Turn the ivy pot upside down and bang the rim of the pot on the edge of the table. Move the plant away from the rim to avoid breaking the stems. Have a helper catch the root ball to prevent the plant from falling to the ground.
Loosen the soil at the bottom of the root ball with your fingers and gently pull or tease the roots away from the sides of the root ball with your fingers.
Insert the root ball into the center of the pot. Check the top of the root ball so it is 1/2 inch below the rim of the pot. Adjust the soil until the root ball is at the correct height.
Fill in around the root ball with potting soil. Bang the bottom of the pot onto a flat surface to collapse air pockets in the soil. Don't bang the pot too hard, or the pot may break.

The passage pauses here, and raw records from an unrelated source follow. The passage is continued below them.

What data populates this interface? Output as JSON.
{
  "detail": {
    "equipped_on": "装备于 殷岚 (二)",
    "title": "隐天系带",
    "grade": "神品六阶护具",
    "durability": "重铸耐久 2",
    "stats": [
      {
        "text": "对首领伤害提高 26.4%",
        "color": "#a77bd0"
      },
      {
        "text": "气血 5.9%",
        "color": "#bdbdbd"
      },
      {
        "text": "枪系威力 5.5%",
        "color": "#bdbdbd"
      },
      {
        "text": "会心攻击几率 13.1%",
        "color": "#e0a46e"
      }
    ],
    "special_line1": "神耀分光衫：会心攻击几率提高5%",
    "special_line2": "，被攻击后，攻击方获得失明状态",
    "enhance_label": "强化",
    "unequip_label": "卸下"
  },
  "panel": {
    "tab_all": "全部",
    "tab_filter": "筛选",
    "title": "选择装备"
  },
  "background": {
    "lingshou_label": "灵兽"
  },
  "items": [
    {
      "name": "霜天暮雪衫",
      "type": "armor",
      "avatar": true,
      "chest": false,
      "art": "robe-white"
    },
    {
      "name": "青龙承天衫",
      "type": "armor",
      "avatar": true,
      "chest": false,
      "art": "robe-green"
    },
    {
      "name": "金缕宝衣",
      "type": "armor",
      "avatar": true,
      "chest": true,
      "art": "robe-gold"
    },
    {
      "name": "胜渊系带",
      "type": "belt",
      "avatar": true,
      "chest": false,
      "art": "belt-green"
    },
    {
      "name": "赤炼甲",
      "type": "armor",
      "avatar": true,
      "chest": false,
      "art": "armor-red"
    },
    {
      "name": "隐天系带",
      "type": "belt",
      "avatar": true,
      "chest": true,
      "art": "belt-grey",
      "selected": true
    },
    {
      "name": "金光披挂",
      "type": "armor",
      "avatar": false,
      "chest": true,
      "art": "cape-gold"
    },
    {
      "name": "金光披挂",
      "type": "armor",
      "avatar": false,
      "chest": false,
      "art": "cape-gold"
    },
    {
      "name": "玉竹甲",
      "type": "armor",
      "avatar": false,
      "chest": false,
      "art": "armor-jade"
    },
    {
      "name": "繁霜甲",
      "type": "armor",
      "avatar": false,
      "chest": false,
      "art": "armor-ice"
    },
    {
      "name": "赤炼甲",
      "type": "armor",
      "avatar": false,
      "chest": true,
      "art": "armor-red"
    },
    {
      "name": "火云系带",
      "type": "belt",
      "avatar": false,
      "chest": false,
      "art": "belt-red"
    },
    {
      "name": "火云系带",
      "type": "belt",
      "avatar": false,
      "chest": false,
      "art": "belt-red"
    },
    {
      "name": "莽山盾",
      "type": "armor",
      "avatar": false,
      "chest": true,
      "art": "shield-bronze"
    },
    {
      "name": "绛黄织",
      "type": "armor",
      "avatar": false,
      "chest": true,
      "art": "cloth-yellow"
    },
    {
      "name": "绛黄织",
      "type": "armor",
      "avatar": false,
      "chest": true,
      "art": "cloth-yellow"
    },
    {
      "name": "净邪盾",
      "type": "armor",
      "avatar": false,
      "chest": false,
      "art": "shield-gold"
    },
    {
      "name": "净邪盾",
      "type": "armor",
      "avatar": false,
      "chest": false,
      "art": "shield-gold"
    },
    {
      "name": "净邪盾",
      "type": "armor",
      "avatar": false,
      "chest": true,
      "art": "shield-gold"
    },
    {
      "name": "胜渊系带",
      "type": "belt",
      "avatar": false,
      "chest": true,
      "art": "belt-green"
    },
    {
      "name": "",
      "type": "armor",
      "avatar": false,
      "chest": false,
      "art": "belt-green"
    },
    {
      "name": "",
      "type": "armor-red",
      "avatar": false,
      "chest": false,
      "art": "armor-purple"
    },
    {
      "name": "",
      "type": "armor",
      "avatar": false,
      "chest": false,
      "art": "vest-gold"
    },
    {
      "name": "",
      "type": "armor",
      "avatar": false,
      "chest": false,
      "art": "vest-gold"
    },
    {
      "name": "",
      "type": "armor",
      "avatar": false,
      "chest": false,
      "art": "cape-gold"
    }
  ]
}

Place the ivy pot into a drainage tray. Water the ivy slowly to prevent holes from forming in the soil by the running water. Continue to water until the water comes out the bottom drainage holes. Empty the drainage tray of excess water.